*** Opening DATA SECTION ***

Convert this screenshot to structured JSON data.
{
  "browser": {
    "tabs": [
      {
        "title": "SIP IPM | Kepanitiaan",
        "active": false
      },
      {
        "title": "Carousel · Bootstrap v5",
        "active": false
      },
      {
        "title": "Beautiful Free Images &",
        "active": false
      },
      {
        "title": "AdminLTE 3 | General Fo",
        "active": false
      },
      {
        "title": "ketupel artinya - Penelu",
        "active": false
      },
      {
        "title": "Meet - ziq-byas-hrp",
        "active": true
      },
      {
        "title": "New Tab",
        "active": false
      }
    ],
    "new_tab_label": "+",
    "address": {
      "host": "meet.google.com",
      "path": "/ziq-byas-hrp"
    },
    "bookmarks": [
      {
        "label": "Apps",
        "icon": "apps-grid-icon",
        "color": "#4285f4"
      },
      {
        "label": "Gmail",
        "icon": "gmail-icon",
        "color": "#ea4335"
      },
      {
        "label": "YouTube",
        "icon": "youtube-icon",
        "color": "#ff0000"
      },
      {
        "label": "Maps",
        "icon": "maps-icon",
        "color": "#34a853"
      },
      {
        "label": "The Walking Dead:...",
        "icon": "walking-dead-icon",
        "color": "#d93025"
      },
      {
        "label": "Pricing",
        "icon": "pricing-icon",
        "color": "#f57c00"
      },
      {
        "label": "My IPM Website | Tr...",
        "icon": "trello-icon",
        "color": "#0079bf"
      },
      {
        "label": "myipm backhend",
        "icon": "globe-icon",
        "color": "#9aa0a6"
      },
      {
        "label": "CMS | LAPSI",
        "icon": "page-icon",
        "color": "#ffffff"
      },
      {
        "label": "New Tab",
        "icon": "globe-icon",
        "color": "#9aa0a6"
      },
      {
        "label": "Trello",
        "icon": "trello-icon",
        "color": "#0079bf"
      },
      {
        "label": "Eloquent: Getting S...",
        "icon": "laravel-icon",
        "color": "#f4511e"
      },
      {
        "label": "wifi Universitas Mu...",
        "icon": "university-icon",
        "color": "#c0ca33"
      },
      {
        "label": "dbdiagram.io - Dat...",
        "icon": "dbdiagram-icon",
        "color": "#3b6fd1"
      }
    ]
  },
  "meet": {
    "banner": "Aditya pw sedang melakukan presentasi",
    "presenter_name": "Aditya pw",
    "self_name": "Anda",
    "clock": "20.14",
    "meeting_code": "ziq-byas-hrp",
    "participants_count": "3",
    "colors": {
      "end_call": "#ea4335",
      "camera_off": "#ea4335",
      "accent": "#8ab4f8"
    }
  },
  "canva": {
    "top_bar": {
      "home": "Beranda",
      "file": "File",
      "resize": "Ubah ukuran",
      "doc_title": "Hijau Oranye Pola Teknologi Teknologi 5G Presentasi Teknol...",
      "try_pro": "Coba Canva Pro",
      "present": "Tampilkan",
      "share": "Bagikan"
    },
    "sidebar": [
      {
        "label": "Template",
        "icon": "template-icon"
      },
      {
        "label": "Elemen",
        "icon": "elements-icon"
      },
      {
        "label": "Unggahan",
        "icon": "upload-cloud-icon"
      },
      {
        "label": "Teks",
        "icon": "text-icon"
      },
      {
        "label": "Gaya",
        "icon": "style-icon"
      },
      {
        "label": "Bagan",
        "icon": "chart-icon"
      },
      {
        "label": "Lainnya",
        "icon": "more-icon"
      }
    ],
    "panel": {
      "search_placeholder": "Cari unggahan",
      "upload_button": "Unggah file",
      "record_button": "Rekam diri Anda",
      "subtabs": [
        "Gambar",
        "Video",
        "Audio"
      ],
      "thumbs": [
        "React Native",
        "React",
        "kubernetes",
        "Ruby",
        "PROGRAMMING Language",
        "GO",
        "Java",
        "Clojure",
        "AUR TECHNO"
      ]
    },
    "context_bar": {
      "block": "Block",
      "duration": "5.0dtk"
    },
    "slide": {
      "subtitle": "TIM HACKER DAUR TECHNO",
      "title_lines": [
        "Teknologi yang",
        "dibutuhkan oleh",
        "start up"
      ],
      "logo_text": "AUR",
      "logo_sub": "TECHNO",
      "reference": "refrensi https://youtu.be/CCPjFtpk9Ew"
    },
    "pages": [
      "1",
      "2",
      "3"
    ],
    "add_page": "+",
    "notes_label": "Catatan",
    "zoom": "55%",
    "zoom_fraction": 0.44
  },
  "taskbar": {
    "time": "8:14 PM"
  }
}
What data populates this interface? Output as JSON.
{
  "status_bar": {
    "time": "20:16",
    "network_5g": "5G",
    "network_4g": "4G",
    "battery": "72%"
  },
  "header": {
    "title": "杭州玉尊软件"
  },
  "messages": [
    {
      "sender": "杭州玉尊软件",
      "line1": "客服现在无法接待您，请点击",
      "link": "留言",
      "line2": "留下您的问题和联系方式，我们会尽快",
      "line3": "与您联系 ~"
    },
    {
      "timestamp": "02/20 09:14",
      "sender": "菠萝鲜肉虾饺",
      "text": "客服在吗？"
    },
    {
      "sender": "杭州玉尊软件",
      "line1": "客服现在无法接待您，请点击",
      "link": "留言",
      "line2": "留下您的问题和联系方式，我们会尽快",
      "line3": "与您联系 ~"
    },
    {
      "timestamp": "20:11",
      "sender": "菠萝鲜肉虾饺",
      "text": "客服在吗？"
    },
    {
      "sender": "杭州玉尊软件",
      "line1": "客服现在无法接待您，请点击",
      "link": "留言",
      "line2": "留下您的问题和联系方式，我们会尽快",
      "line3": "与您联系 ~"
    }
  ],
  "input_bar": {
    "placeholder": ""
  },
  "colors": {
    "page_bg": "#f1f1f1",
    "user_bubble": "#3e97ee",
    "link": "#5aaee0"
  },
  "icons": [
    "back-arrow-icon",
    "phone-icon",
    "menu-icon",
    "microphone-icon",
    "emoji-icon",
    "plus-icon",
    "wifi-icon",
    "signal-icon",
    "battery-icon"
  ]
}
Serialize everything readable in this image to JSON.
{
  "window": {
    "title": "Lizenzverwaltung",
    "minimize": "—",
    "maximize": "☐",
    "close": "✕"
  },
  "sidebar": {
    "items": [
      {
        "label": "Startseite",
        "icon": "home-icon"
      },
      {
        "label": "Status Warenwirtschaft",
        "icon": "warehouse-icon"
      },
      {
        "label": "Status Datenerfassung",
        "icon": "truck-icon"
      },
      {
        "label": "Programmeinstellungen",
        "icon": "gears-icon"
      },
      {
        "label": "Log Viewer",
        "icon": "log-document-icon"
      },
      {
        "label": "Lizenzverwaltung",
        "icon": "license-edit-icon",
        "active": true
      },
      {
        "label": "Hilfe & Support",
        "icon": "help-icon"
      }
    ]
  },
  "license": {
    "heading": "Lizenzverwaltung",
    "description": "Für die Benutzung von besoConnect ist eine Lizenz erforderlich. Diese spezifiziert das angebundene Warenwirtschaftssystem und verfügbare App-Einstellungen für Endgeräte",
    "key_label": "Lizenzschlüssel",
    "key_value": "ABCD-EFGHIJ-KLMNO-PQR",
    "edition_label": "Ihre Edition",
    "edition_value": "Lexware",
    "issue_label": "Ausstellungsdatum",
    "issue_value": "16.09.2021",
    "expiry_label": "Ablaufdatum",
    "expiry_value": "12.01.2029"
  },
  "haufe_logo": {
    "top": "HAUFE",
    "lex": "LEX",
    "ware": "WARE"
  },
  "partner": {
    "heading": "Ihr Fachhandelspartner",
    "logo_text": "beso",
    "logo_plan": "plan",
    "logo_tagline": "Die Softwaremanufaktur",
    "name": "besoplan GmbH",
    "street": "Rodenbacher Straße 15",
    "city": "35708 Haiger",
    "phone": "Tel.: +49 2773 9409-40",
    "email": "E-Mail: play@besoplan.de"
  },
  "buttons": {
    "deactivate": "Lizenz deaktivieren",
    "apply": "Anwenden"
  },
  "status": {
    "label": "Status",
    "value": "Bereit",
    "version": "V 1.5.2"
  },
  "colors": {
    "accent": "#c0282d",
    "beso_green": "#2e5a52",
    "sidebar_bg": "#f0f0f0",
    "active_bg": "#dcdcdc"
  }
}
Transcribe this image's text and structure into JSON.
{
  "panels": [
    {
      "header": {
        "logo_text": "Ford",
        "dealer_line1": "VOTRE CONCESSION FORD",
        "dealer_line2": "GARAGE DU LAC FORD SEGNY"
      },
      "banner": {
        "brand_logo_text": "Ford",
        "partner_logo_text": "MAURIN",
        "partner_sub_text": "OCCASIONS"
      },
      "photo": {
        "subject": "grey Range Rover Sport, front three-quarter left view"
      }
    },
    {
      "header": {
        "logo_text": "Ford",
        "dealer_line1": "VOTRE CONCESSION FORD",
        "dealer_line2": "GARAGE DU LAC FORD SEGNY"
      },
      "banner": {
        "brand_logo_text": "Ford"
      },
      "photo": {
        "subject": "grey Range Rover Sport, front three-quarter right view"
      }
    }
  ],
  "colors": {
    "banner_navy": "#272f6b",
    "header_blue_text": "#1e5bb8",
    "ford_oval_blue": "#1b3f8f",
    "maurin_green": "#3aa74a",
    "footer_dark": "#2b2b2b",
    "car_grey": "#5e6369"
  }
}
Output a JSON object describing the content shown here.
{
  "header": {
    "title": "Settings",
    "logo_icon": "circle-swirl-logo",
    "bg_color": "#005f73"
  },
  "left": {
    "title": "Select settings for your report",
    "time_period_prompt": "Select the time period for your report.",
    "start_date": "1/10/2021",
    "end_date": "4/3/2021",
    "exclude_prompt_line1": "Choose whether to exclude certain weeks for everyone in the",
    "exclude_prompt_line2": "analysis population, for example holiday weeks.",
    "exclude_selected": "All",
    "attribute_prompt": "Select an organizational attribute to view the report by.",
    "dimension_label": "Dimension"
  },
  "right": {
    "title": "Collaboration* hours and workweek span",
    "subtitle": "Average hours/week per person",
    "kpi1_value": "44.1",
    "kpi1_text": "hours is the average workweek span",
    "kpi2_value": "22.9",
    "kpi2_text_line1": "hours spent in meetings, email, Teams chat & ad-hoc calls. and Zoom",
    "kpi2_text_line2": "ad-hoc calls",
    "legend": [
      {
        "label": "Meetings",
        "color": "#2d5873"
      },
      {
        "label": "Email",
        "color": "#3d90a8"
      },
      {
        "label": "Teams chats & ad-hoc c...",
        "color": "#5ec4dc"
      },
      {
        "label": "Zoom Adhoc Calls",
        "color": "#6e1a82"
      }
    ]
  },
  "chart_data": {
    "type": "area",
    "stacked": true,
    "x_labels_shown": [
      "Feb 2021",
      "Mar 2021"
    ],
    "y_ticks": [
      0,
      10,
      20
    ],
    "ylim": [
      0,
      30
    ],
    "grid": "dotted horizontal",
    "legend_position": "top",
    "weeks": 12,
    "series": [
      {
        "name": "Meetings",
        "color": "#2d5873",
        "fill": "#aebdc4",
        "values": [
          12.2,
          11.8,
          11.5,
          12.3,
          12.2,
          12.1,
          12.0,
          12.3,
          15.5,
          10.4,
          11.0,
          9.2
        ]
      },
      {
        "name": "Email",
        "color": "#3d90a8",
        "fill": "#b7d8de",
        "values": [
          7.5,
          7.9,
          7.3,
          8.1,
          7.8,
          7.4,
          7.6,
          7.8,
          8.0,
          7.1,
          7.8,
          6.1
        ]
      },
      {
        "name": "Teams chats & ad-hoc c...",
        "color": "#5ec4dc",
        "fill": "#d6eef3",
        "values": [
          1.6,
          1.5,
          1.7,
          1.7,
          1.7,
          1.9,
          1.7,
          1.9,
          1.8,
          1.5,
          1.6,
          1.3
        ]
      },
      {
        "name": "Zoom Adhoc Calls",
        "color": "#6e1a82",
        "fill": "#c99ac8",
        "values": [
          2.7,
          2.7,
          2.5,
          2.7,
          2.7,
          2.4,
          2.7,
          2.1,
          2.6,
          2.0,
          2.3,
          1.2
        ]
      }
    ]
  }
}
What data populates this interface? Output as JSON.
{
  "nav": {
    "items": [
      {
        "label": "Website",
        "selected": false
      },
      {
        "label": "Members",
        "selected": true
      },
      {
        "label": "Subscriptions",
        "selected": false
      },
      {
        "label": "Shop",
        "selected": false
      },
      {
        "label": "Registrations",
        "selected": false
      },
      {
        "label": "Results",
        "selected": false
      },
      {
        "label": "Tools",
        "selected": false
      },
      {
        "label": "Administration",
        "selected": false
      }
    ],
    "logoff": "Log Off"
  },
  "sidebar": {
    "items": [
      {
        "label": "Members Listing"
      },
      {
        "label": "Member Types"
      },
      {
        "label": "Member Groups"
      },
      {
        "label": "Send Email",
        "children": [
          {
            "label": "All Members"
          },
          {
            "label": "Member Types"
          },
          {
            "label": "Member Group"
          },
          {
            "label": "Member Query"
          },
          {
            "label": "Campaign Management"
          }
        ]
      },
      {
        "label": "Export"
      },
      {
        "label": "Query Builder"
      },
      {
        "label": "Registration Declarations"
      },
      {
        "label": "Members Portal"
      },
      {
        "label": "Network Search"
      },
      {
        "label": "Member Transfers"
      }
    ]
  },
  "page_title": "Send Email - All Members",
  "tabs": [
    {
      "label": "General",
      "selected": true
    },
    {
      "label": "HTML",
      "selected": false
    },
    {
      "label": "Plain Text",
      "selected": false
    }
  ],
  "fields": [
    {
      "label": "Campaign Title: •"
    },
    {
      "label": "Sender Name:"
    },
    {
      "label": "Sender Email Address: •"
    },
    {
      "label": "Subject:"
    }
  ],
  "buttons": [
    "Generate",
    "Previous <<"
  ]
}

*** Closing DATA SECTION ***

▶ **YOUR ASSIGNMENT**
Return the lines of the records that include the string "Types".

▶ **OUTPUT BELOW**
        "label": "Member Types"
            "label": "Member Types"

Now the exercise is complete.